Phage Corporate Activity

AmpliPhi Biosciences

 BREAKING NEWS: AmpliPhi Biosciences and C3J Therapeutics 
Merger looks to create bacteriophages to counter antibiotic resistance

14-May-2019 By Maggie Lynch, AmpliPhi Biosciences and C3J Therapeutics merge to focus on the development of phage-based therapeutic candidates for antibiotic resistance. CLICK HERE FOR FULL STORY AmpliPhi Biosciences (NYSE American: APHB) is a clinical-stage biotechnology company focused on the development of bacteriophage-based therapies for the treatment of antibiotic-resistant bacterial infections. Antibiotic resistance is a major global challenge to human health as the incidence of antibiotic-resistant infections continues to increase, resulting in seemingly harmless infections causing serious morbidity or even death.

“A post-antibiotic era means, in effect, an end to modern medicine as we know it. Things as common as strep throat or a child’s scratched knee could once again kill.”

Dr. Margaret Chan, WHO’s Director General, 2014

Ampliphibio believe that phage therapeutics are uniquely positioned to address the serious threat of antibiotic-resistance. They can be precisely targeted to kill select bacteria, have a mechanism of action distinct from those of antibiotics, can penetrate and disrupt biofilms (a common bacterial defense mechanism against antibiotics), are potentially synergistic with antibiotics, and have been shown to restore antibiotic sensitivity to drug-resistant bacteria.  Their lead development programs target the World Health Organization’s (WHO’s) “Priority Pathogens”.

AmpliPhi collaborates with UCSD to help a 65 yr-old heart patient, Joel Grimwood, who was in dire need. Joel had been suffering from multiple serious infections for 3 years.

>University of Leicester Announce a potential for phage treatment of C-diff infection

Published on 15 June 2015. A specialist team of scientists, including Dr Martha Clokie, from the University of Leicester has isolated viruses that eat bacteria – called phages - to specifically target the highly infectious hospital superbug Clostridium difficile (C. diff).  Now an exciting new collaboration between the University of Leicester, the University of Glasgow and AmpliPhi Biosciences Corporation could lead to the use of bacteriophages for treating the superbug Clostridium difficile infections.
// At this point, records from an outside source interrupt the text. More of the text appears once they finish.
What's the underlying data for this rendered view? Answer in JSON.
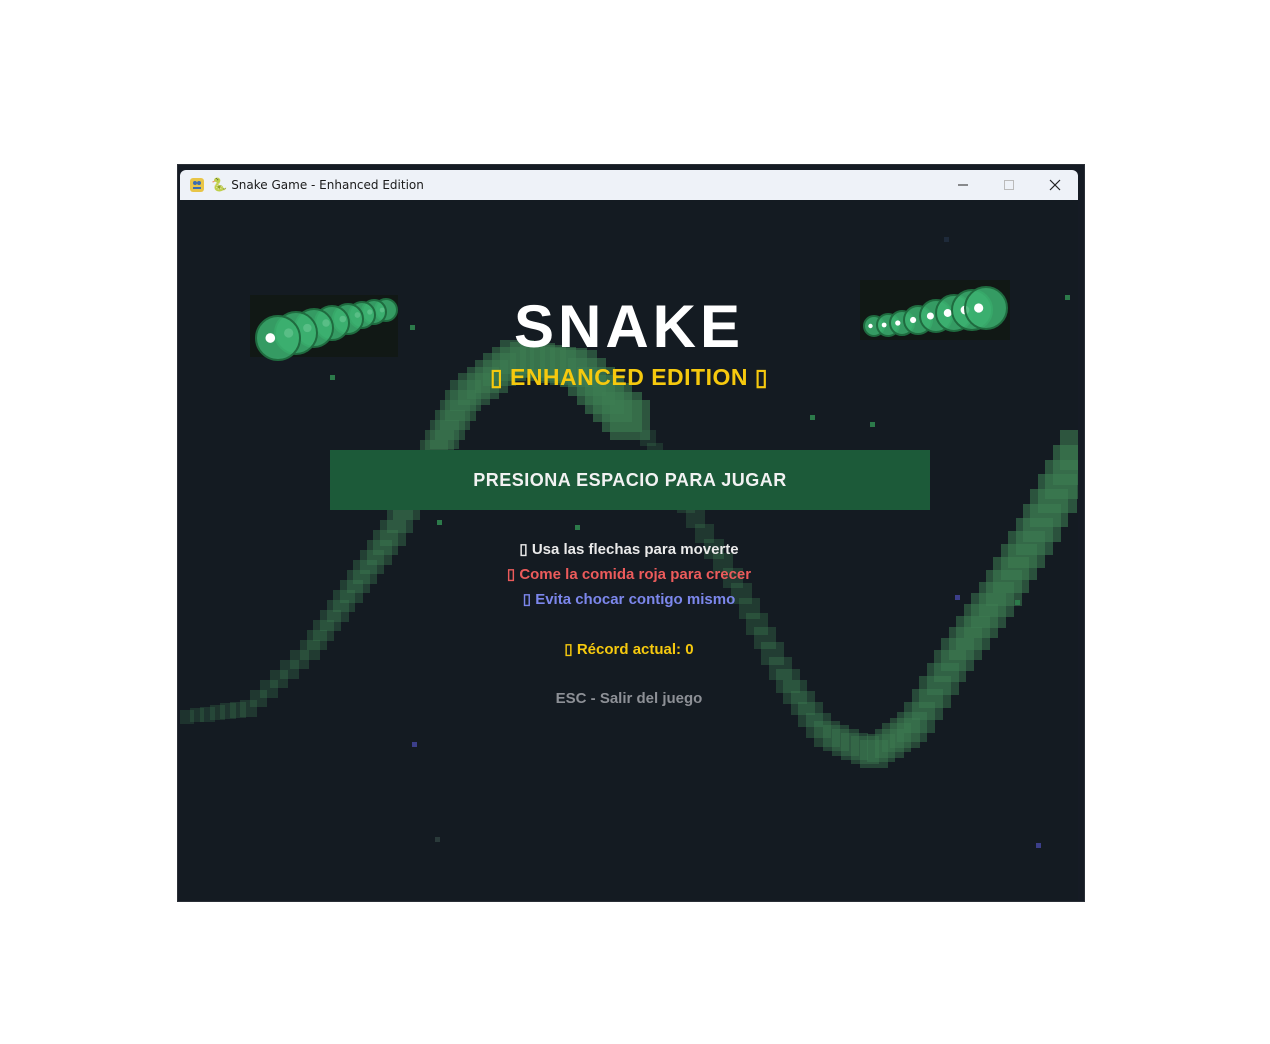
{
  "window": {
    "title": "Snake Game - Enhanced Edition",
    "title_emoji": "🐍"
  },
  "menu": {
    "title": "SNAKE",
    "subtitle": "▯ ENHANCED EDITION ▯",
    "play_button": "PRESIONA ESPACIO PARA JUGAR",
    "instructions": [
      "▯ Usa las flechas para moverte",
      "▯ Come la comida roja para crecer",
      "▯ Evita chocar contigo mismo"
    ],
    "record": "▯ Récord actual: 0",
    "exit_hint": "ESC - Salir del juego"
  },
  "colors": {
    "background": "#141b22",
    "title": "#ffffff",
    "accent_gold": "#f6c90e",
    "button": "#1c5a39",
    "food_red": "#ec5b5b",
    "hint_blue": "#7c87ec",
    "snake_green": "#3cb371"
  }
}
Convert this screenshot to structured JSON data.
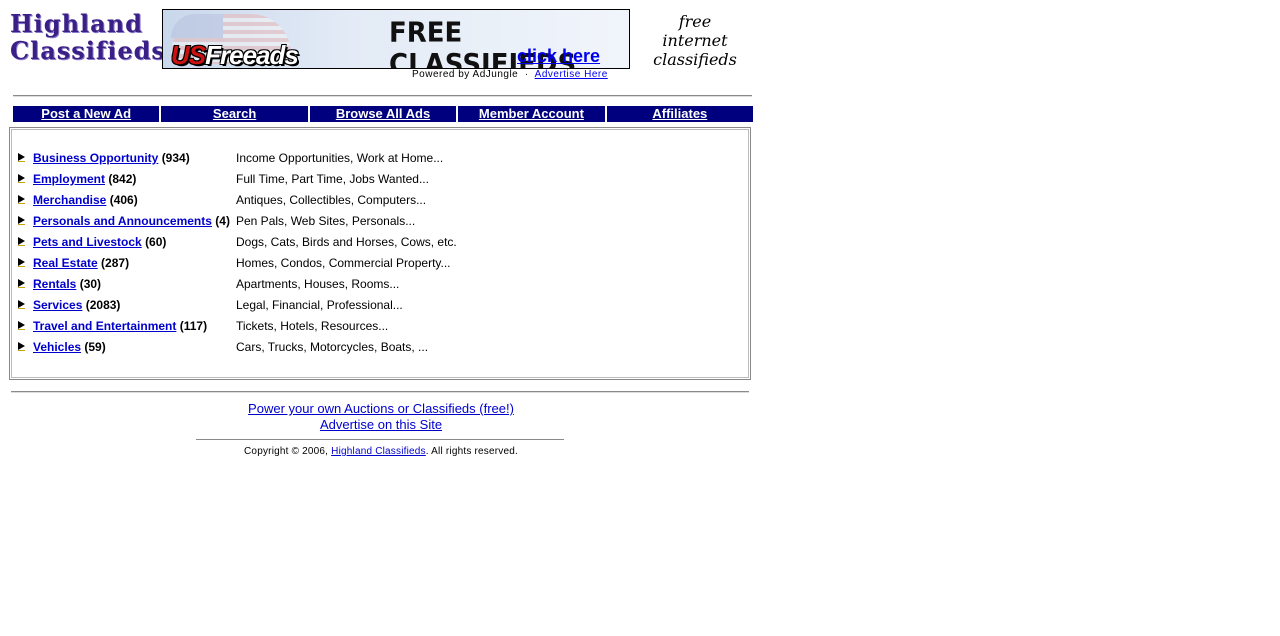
{
  "header": {
    "logo_line1": "Highland",
    "logo_line2": "Classifieds",
    "banner": {
      "brand_prefix": "US",
      "brand_suffix": "Freeads",
      "headline": "FREE CLASSIFIEDS",
      "cta": "click here"
    },
    "powered_by": "Powered by AdJungle",
    "separator": "·",
    "advertise_link": "Advertise Here",
    "tagline_line1": "free",
    "tagline_line2": "internet",
    "tagline_line3": "classifieds"
  },
  "nav": {
    "items": [
      {
        "label": "Post a New Ad"
      },
      {
        "label": "Search"
      },
      {
        "label": "Browse All Ads"
      },
      {
        "label": "Member Account"
      },
      {
        "label": "Affiliates"
      }
    ]
  },
  "categories": [
    {
      "name": "Business Opportunity",
      "count": "(934)",
      "desc": "Income Opportunities, Work at Home..."
    },
    {
      "name": "Employment",
      "count": "(842)",
      "desc": "Full Time, Part Time, Jobs Wanted..."
    },
    {
      "name": "Merchandise",
      "count": "(406)",
      "desc": "Antiques, Collectibles, Computers..."
    },
    {
      "name": "Personals and Announcements",
      "count": "(4)",
      "desc": "Pen Pals, Web Sites, Personals..."
    },
    {
      "name": "Pets and Livestock",
      "count": "(60)",
      "desc": "Dogs, Cats, Birds and Horses, Cows, etc."
    },
    {
      "name": "Real Estate",
      "count": "(287)",
      "desc": "Homes, Condos, Commercial Property..."
    },
    {
      "name": "Rentals",
      "count": "(30)",
      "desc": "Apartments, Houses, Rooms..."
    },
    {
      "name": "Services",
      "count": "(2083)",
      "desc": "Legal, Financial, Professional..."
    },
    {
      "name": "Travel and Entertainment",
      "count": "(117)",
      "desc": "Tickets, Hotels, Resources..."
    },
    {
      "name": "Vehicles",
      "count": "(59)",
      "desc": "Cars, Trucks, Motorcycles, Boats, ..."
    }
  ],
  "footer": {
    "link1": "Power your own Auctions or Classifieds (free!)",
    "link2": "Advertise on this Site",
    "copyright_prefix": "Copyright © 2006,",
    "copyright_link": "Highland Classifieds",
    "copyright_suffix": ". All rights reserved."
  },
  "colors": {
    "nav_bg": "#00007f",
    "link": "#0000cc",
    "logo": "#3a1f86"
  }
}
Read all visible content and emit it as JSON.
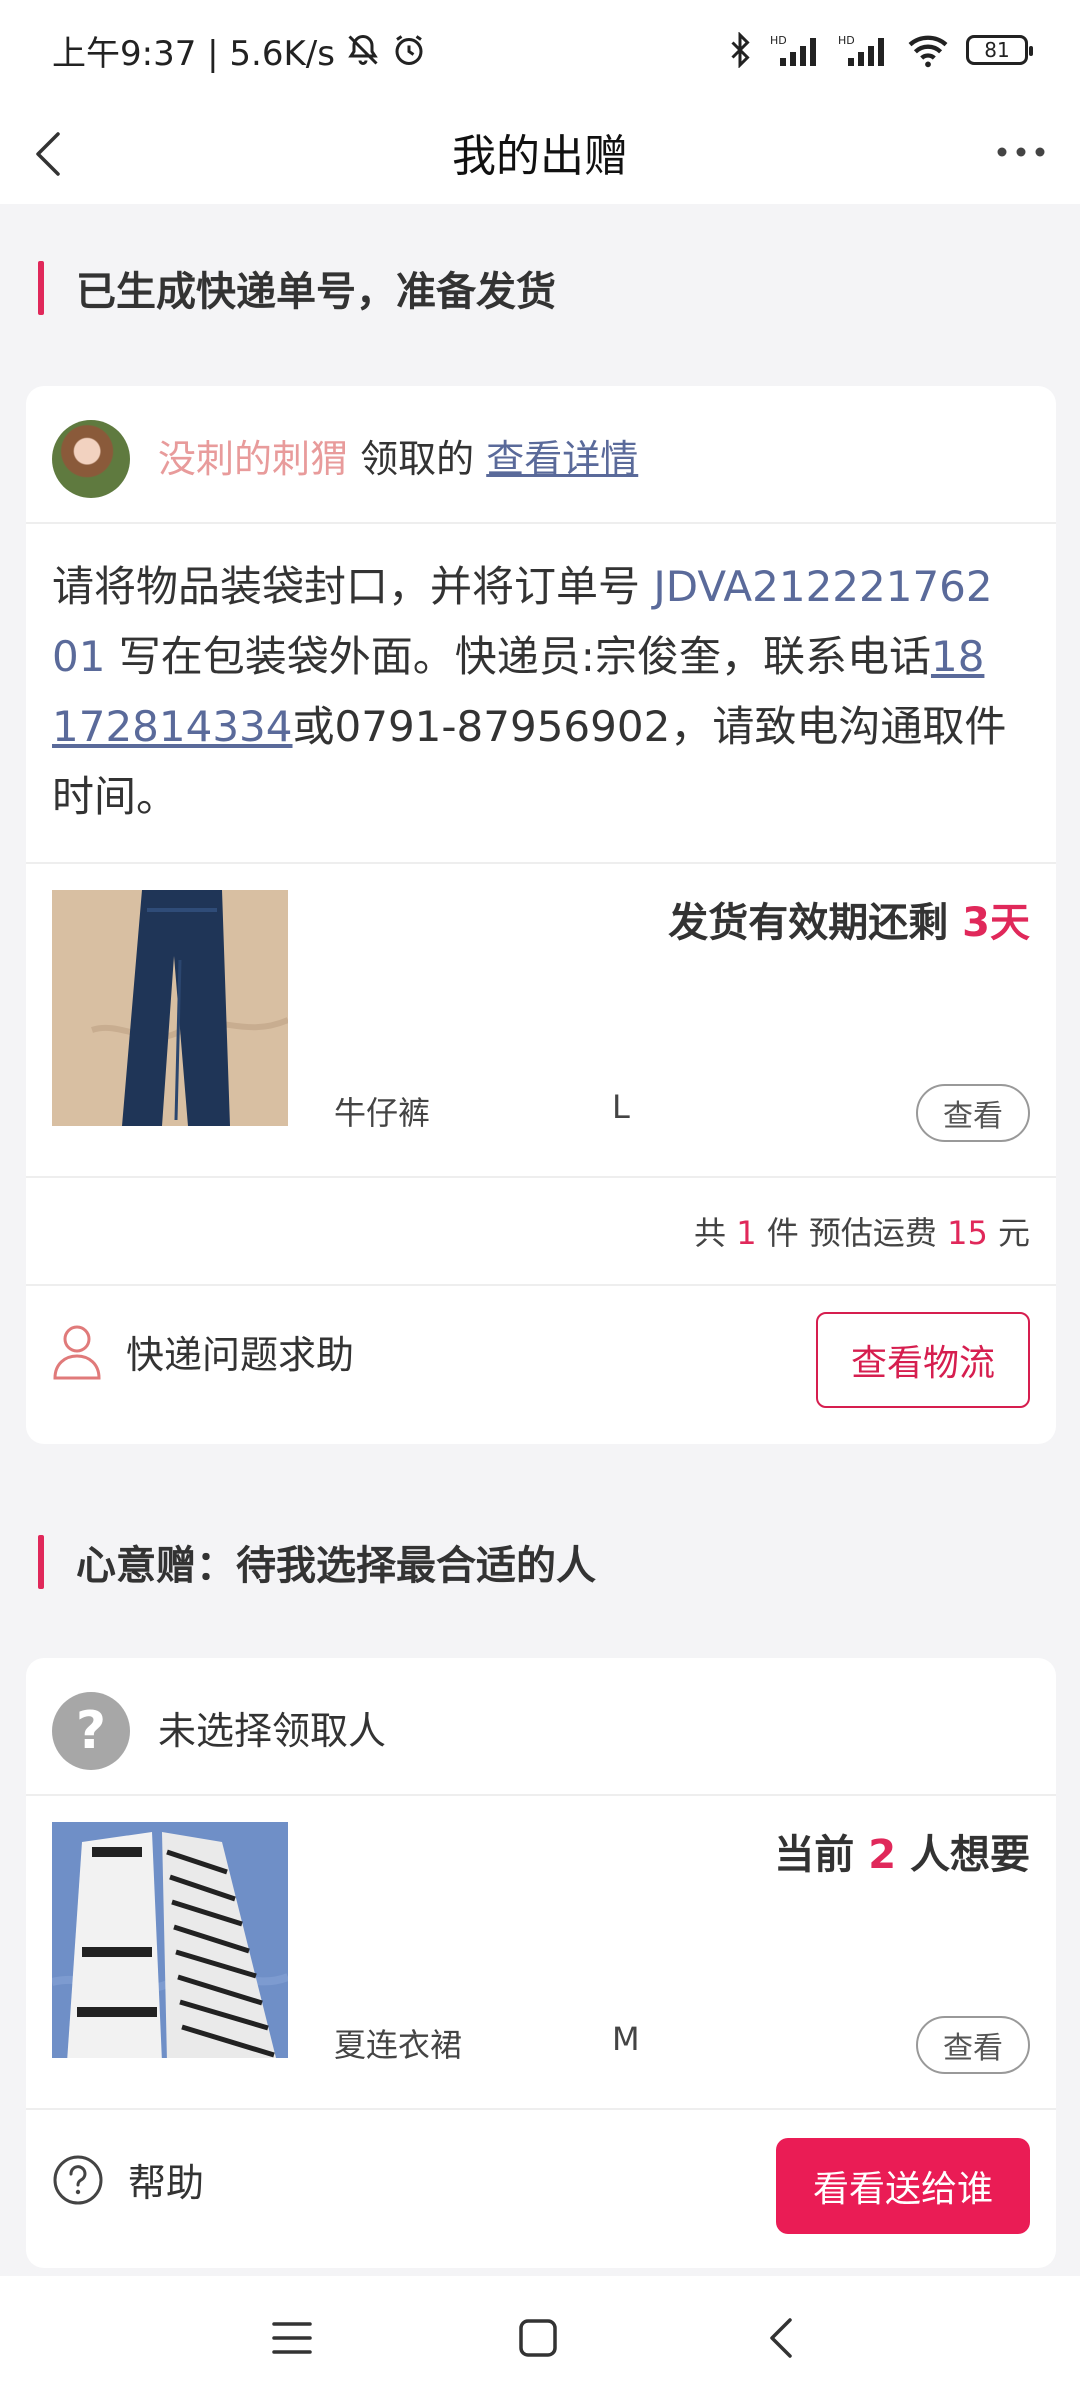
{
  "status_bar": {
    "time_speed": "上午9:37 | 5.6K/s",
    "battery": "81"
  },
  "nav": {
    "title": "我的出赠"
  },
  "section1": {
    "heading": "已生成快递单号，准备发货",
    "recipient_name": "没刺的刺猬",
    "recipient_suffix": "领取的",
    "details_link": "查看详情",
    "instruction": {
      "line1_prefix": "请将物品装袋封口，并将订单号 ",
      "line1_order": "JDVA212221762",
      "line2_order": "01",
      "line2_rest": " 写在包装袋外面。快递员:宗俊奎，联系电话",
      "line2_phone": "18",
      "line3_phone": "172814334",
      "line3_rest": "或0791-87956902，请致电沟通取件",
      "line4": "时间。"
    },
    "item": {
      "deadline_label": "发货有效期还剩",
      "deadline_value": "3天",
      "name": "牛仔裤",
      "size": "L",
      "view": "查看"
    },
    "summary": {
      "prefix": "共",
      "count": "1",
      "mid": "件 预估运费",
      "fee": "15",
      "unit": "元"
    },
    "help_label": "快递问题求助",
    "logistics_button": "查看物流"
  },
  "section2": {
    "heading": "心意赠：待我选择最合适的人",
    "no_recipient": "未选择领取人",
    "item": {
      "want_prefix": "当前",
      "want_count": "2",
      "want_suffix": "人想要",
      "name": "夏连衣裙",
      "size": "M",
      "view": "查看"
    },
    "help_label": "帮助",
    "choose_button": "看看送给谁"
  }
}
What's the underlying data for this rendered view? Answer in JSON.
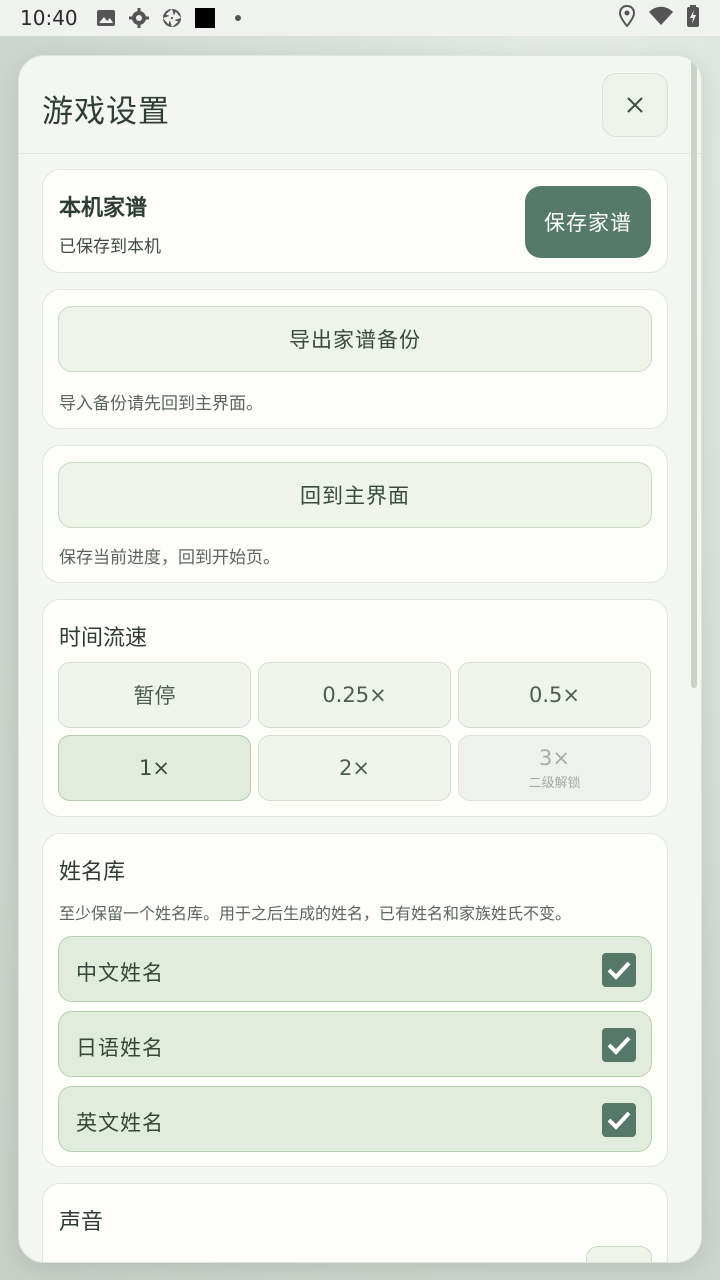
{
  "status_bar": {
    "time": "10:40",
    "icons": [
      "image-icon",
      "gear-icon",
      "aperture-icon",
      "black-square-icon",
      "dot-icon"
    ],
    "right_icons": [
      "location-icon",
      "wifi-icon",
      "battery-charging-icon"
    ]
  },
  "dialog": {
    "title": "游戏设置",
    "close_icon": "close-icon"
  },
  "local_family": {
    "title": "本机家谱",
    "status": "已保存到本机",
    "save_label": "保存家谱"
  },
  "export": {
    "button_label": "导出家谱备份",
    "note": "导入备份请先回到主界面。"
  },
  "home": {
    "button_label": "回到主界面",
    "note": "保存当前进度，回到开始页。"
  },
  "time_speed": {
    "title": "时间流速",
    "options": [
      {
        "label": "暂停",
        "state": "normal"
      },
      {
        "label": "0.25×",
        "state": "normal"
      },
      {
        "label": "0.5×",
        "state": "normal"
      },
      {
        "label": "1×",
        "state": "selected"
      },
      {
        "label": "2×",
        "state": "normal"
      },
      {
        "label": "3×",
        "sub": "二级解锁",
        "state": "locked"
      }
    ]
  },
  "name_library": {
    "title": "姓名库",
    "note": "至少保留一个姓名库。用于之后生成的姓名，已有姓名和家族姓氏不变。",
    "items": [
      {
        "label": "中文姓名",
        "checked": true
      },
      {
        "label": "日语姓名",
        "checked": true
      },
      {
        "label": "英文姓名",
        "checked": true
      }
    ]
  },
  "sound": {
    "title": "声音"
  },
  "colors": {
    "accent": "#567a6a",
    "card_bg": "#fdfdf9",
    "selected_bg": "#e1ecdb"
  }
}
Dr Clokie has spent time at the Elieva Institute of bacteriophages, Georgia.


PhagoMed Biopharma GmbH

Viruses have a bad reputation — but some might just be the weapon we need to help in the fight against superbugs. While many viruses do cause deadly diseases, others can actually help cure them, he says — and they’re called phages. More formally known as bacteriophages, these viruses hunt, infect and kill bacteria with deadly selectivity. Whereas antibiotics inhibit the growth of broad range of bacteria - sometimes good bacteria, like you find in the gut - phages target specific strains. Belcredi’s team has estimated that we have at least ten billion phages on each hand, infecting the bacteria that accumulate there.

>Proactive Investors Interview with Alexander Belcredi

Published 8 January 2019. CEO Alexander Belcredi sat down with Christine Corrado with Proactive Investors at the 11th Annual BioTech Showcase in San Francisco.  The privately-held biotech specializes in developing therapeutics uses for phage therapy, which uses lytic bacteriophages, a virus that infects bacteria, to treat multidrug resistant bacterial infections.

>How a long forgotten virus could help us solve the antibiotics crisis.

November 2018: Ted Talk by Alexander Belcredi, CEO PhagoMed Biopharma. He spent nine years at BCG where he was part of the global health care team, focusing on pharma and medtech. He became acutely aware of the urgent need to develop alternatives to antibiotics and was fascinated by the role that phage therapy can play. In 2017, he co-founded PhagoMed Biopharma GmbH, as a biotech company to develop phage-based pharmaceuticals to treat bacterial infections.